  6. genuinemommy

    genuinemommy Moderator Staff Member

    Sounds like a difficult hunting endeavor. Glad you exercised your dogs.
     
  7. ralphie250

    ralphie250 Fully Erect Donor

    Location:
    Jonesboro ga
    Never been phesant hunting

    Sent from my VS990 using Tapatalk
     
  8. Chris Noyb

    Chris Noyb Get in, buckle up, hang on, & don't criticize.

    Location:
    Large City, TX
    Pheasant plucker, two versions.

    Would you believe that I found this on kidsopt.co.au
    as a recommended tonguetwister exercise?
    WTF?

    I am not the pheasant plucker,
    I’m the pheasant plucker’s mate.
    I am only plucking pheasants
    ’cause the pheasant plucker’s running late.

    --------------------------------
    British version per my wife.

    I am not the pheasant plucker,
    I’m the pheasant plucker’s son.
    I am only plucking pheasants
    ’til the pheasant plucker comes.
     
  9. Lindy

    Lindy Moderator Staff Member Donor

    Location:
    Nebraska
    A couple more twongue tisters...

    Clara, Clara, sitting in her Model A
    All day long the sits and shifts
    All day long she shifts and sits
    She sits and shifts and shifts and sits and sits and shifts and shifts and sits
    Clara, Clara, sitting in her Model A

    Sarah, Sarah, working in the tailor's shop
    All day long she fits and tucks
    All day long she tucks and fits
    She fits and tucks and tucks and fits and tucks and fits and fits and tucks
    Sarah, Sarah, working in the tailor's shop
     
    • Like Like x 1
  10. Lindy

    Lindy Moderator Staff Member Donor

    Location:
    Nebraska
    Is (are) grouse the same as quail? I've hunted quail in western Kansas. They're a small bird about the size of a pigeon but much faster. They're as likely to flush out and fly straight toward you as to fly away.

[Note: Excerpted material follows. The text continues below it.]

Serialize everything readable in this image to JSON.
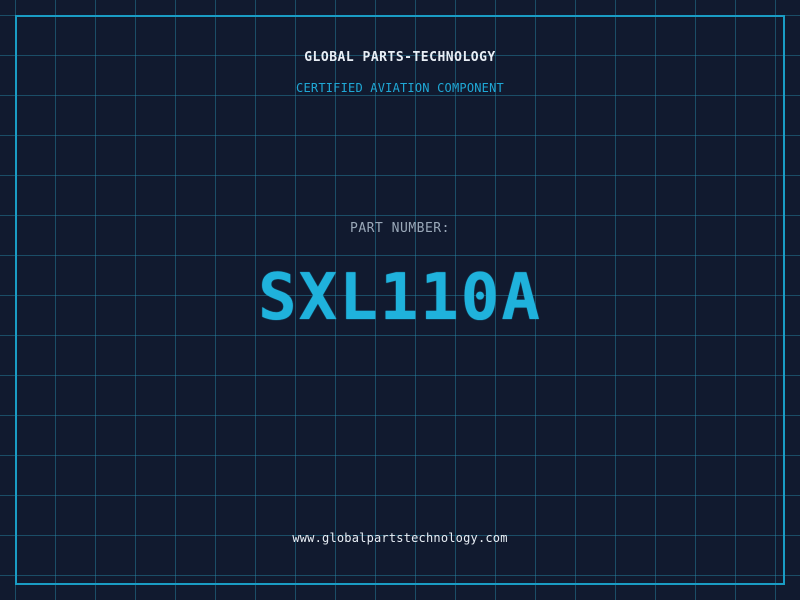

I didn't have much luck with quail hunting, being a small teenage girl using a 20 gauge double.
     
  11. Borla

    Borla Moderator Staff Member Donor

    Grouse and quail are not exactly the same, but they are closely related. You probably hunted Ruffed Grouse, which are 1-2lbs, about the size you describe. They tend to be near tree lines or the woods. Grouse are slightly larger and tend to be in more grassy areas.

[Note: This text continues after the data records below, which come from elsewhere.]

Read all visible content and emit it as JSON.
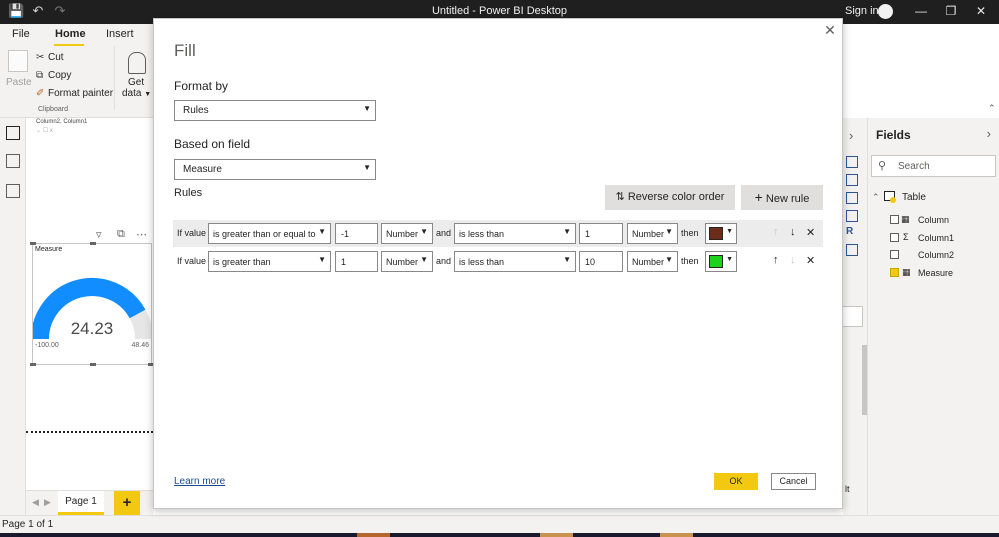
{
  "window": {
    "title": "Untitled - Power BI Desktop",
    "sign_in": "Sign in"
  },
  "ribbon": {
    "tabs": [
      "File",
      "Home",
      "Insert"
    ],
    "paste": "Paste",
    "cut": "Cut",
    "copy": "Copy",
    "format_painter": "Format painter",
    "get_data_line1": "Get",
    "get_data_line2": "data",
    "clipboard_group": "Clipboard"
  },
  "canvas": {
    "field_label": "Column2, Column1",
    "visual_title": "Measure",
    "gauge_value": "24.23",
    "gauge_min": "-100.00",
    "gauge_max": "48.46",
    "gauge_fraction": 0.84,
    "gauge_color": "#118dff"
  },
  "pages": {
    "tab": "Page 1",
    "add": "+",
    "status": "Page 1 of 1"
  },
  "fields_pane": {
    "title": "Fields",
    "search_placeholder": "Search",
    "table_name": "Table",
    "items": [
      {
        "label": "Column",
        "checked": false,
        "icon": "table-column-icon"
      },
      {
        "label": "Column1",
        "checked": false,
        "icon": "sigma-icon"
      },
      {
        "label": "Column2",
        "checked": false,
        "icon": ""
      },
      {
        "label": "Measure",
        "checked": true,
        "icon": "calculator-icon"
      }
    ],
    "partial_text": "lt"
  },
  "dialog": {
    "title": "Fill",
    "format_by_label": "Format by",
    "format_by_value": "Rules",
    "based_on_label": "Based on field",
    "based_on_value": "Measure",
    "rules_label": "Rules",
    "reverse_btn": "Reverse color order",
    "new_rule_btn": "New rule",
    "rules": [
      {
        "if_value": "If value",
        "op1": "is greater than or equal to",
        "val1": "-1",
        "type1": "Number",
        "and": "and",
        "op2": "is less than",
        "val2": "1",
        "type2": "Number",
        "then": "then",
        "color": "#6b2d1a"
      },
      {
        "if_value": "If value",
        "op1": "is greater than",
        "val1": "1",
        "type1": "Number",
        "and": "and",
        "op2": "is less than",
        "val2": "10",
        "type2": "Number",
        "then": "then",
        "color": "#1cd21c"
      }
    ],
    "learn_more": "Learn more",
    "ok": "OK",
    "cancel": "Cancel"
  }
}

    Since posting this thread I've been pheasant hunting quite a bit. It is good exercise and they are good to eat.

    In fact, I've just purchased a new shotgun specifically for pheasant and partridge (which we have also hunted). This isn't my gun, but I bought the exact same model as in the link:

    Browning Cynergy Feather 12ga 28" NEW 018703304... for sale

    It is lightweight, and after borrowing an over/under last time I hunted I really liked the advantages it offers.
     
    • Like Like x 2
  12. scout

    scout New Member

    How do you like the Cynergy Borla? I have a 20 guage Cynergy and just a couple weeks ago bought an almost identical 12 guage to yours. I love the 20 for rabbit hunting but I haven't had a chance to take the 12 into the field yet. I purchased the 12 for sporting clays and a little skeet, 5 stand etc. I tried bird hunting a couple times but here in Southern Indiana there just isn't a lot of wild birds. Here most bird hunting is done on preserves with pen raised birds. I tried it a couple times but the birds being pen raised and having to kick them to get them to fly just wasn't my thing. Watching the dogs work was really neat.
     
    • Like Like x 1
  13. Borla

    Borla Moderator Staff Member Donor

    It is awesome! It's a beautiful gun, the artwork on the receiver is very nice (exactly the same as in the pic I linked above). It shoots straight and I honestly have no complaints. My friend that I usually hunt with bought a Cynergy as well (not the Feather that I have) and loves it too. Given the choice I'm glad I got the Feather, but both are really nice bird guns IMO. Enjoy yours!
     
    • Like Like x 1
  14. scout

    scout New Member

    I believe mine is a Cynergy Field, definitely not a Feather weight. But that's ok. I have a Winchester 101 that I used before getting the Cynergy and it's fairly light. After about 80 rounds into a 120 round sporting clay course your shoulder is starting to get rather tender. If you decide to shoot two in a day your shoulder feels like mince meat by the end of the day. The Cynergy is a little heavier with a nicer butt pad so I'm hoping that helps some.